Bathroom and kitchen renovations are among the most popular home improvement projects, and also among those delivering the best value according to the Appraisal Institute of Canada.
Regular surveys have shown that money spent refreshing and improving bathrooms and kitchens will be largely recovered at the time of sale, at rates of anywhere between 75 and 100 per cent.
But a report the Canadian Federation of Independent Business released this week indicates that the payback timeline can be much longer in Vancouver than anywhere else in Canada.
An analysis of the permits and costs required for a $20,000 project to convert a simple powder room into a full bathroom in 12 major cities across Canada found that Vancouver had the highest permitting costs, and along with Toronto, had the highest document requirements.
Renovating a powder room in Vancouver requires an additional 11 documents with a cost of $2,029, while Charlottetown, perhaps the most renovation-friendly city in the east, requires just five documents at a cost of $180.
The documents include site plans, floor plans and construction plans as well as permits.
“These documents can be considerable sources of red tape, with some municipalities requiring forms that necessitate the services of an engineer or other professionals, adding to the overall cost of the application,” the report notes.
“If there are these many obstacles for a simple bathroom renovation, imagine how costly and time-consuming it is to permit a secondary suite, a complete renovation or a new build. Permitting costs and processes should be straightforward and affordable,” said Francesca Basta, CFIB’s research analyst and co-author of the report.
CFIB recommends a variety of solutions, including the use of technology to automate and simplify the approvals process as well as improving access to information that streamlines the permitting process. Clear service standards and permitting times would also provide accountability.
It calls out an initiative in Kelowna that uses artificial intelligence (AI) to guide applicants through the permitting and approvals process, and encourages other municipalities to do the same.
Speaking as part of an Urban Land Institute panel last fall on the use of AI to streamline the development process, Kirsten Sutton of 3D Dimension Drafting & Design Inc. in New Westminster saw the potential for AI to make it easier for small builders to undertake projects, freeing up resources to deal with larger, more complex projects.
“There are some people who just want a basic house,” she said. “The flattening of the process will dramatically affect how many applications can be approved.”
This is especially critical in the BC housing market, which has a deepening shortfall of affordable housing.
Vancouver is the city with the highest home prices and greatest shortages in Canada, CFIB said, and red tape is a leading factor.

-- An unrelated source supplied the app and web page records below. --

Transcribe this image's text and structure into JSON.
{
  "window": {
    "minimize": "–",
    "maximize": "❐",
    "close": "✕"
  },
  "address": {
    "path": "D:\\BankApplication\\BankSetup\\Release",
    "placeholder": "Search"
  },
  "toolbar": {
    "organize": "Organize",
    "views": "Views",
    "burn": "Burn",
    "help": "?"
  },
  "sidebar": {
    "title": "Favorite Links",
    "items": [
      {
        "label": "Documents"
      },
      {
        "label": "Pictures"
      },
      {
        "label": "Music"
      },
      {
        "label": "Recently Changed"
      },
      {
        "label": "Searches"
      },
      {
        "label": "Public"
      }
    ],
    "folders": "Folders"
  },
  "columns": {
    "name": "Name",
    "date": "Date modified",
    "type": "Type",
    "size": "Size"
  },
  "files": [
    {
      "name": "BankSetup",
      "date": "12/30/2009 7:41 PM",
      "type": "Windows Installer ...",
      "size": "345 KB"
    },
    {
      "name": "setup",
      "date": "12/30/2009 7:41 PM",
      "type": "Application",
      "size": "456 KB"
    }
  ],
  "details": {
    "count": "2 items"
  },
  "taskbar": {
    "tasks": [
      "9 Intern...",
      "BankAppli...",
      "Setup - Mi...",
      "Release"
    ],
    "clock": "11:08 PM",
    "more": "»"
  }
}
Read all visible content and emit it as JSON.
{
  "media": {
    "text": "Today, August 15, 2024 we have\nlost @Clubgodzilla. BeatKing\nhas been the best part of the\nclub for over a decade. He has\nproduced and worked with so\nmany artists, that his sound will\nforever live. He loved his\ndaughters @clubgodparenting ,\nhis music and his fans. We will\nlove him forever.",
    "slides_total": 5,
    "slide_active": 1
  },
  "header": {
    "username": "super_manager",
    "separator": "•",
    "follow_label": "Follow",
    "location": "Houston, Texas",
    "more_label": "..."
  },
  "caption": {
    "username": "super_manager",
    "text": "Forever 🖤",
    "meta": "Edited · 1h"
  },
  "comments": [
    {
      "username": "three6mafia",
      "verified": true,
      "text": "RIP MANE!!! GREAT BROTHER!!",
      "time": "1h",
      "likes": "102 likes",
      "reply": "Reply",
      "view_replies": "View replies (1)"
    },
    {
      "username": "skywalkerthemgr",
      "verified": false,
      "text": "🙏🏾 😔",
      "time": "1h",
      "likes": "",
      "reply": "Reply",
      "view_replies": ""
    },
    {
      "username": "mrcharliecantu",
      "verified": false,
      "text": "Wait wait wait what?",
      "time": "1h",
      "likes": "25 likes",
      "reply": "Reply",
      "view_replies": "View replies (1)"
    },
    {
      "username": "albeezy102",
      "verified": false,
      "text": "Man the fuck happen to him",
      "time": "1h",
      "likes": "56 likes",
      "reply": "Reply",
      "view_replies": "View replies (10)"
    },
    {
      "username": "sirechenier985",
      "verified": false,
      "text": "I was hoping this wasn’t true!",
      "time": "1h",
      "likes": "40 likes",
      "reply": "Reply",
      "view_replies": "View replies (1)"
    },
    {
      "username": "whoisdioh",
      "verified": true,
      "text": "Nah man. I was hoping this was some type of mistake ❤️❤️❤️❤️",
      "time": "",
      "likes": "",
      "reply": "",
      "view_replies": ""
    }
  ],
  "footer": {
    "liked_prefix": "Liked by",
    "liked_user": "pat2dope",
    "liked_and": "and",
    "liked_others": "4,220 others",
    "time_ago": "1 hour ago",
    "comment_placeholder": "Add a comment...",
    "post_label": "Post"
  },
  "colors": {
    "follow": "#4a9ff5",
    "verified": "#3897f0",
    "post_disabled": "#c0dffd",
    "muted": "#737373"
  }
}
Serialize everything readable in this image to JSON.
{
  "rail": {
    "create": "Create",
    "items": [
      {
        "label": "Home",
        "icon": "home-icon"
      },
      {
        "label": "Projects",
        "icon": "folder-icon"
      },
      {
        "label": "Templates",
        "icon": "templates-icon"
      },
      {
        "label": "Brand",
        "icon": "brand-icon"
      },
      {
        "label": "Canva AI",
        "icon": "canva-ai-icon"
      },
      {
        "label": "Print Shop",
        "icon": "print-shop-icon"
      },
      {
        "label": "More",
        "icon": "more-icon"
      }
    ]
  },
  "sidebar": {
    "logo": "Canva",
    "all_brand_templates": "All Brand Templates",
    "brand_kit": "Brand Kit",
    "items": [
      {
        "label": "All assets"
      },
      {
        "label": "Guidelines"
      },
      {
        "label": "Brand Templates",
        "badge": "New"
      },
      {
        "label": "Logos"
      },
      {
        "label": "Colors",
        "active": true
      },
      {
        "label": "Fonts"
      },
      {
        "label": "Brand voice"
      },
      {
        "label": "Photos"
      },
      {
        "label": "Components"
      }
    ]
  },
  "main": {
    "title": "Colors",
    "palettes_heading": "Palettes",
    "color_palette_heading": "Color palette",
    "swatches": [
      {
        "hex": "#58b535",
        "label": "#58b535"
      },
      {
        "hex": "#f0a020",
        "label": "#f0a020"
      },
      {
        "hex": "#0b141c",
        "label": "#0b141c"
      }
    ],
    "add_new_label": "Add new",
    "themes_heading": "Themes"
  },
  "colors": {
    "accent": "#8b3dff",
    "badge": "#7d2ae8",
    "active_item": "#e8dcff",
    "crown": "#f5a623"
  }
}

“British Columbia’s housing shortage makes it especially important for municipal governments to prioritize reducing renovation costs and paperwork,” said Emily Boston, BC policy analyst with CFIB. “Reducing red tape in permitting processes is one low-cost way governments can help address housing challenges and get homes built faster.”
Several municipalities are making strides in reducing red tape for new developments.
Three were honoured by commercial real estate association NAIOP on Feb. 1 for their efforts to keep permitting costs in check, shorten approval times and generally make themselves a better place to do business.
Delta, which held the line on fees while other municipalities raised theirs, was recognized for the most improved fee environment.
Burnaby was honoured for having the most-improved entitlement timelines, which implemented several new policies that contributed to a greater reduction than seen in other municipalities.
The most business-friendly municipality was Richmond, which has made strides since 2021 to support investment and the development of jobs space.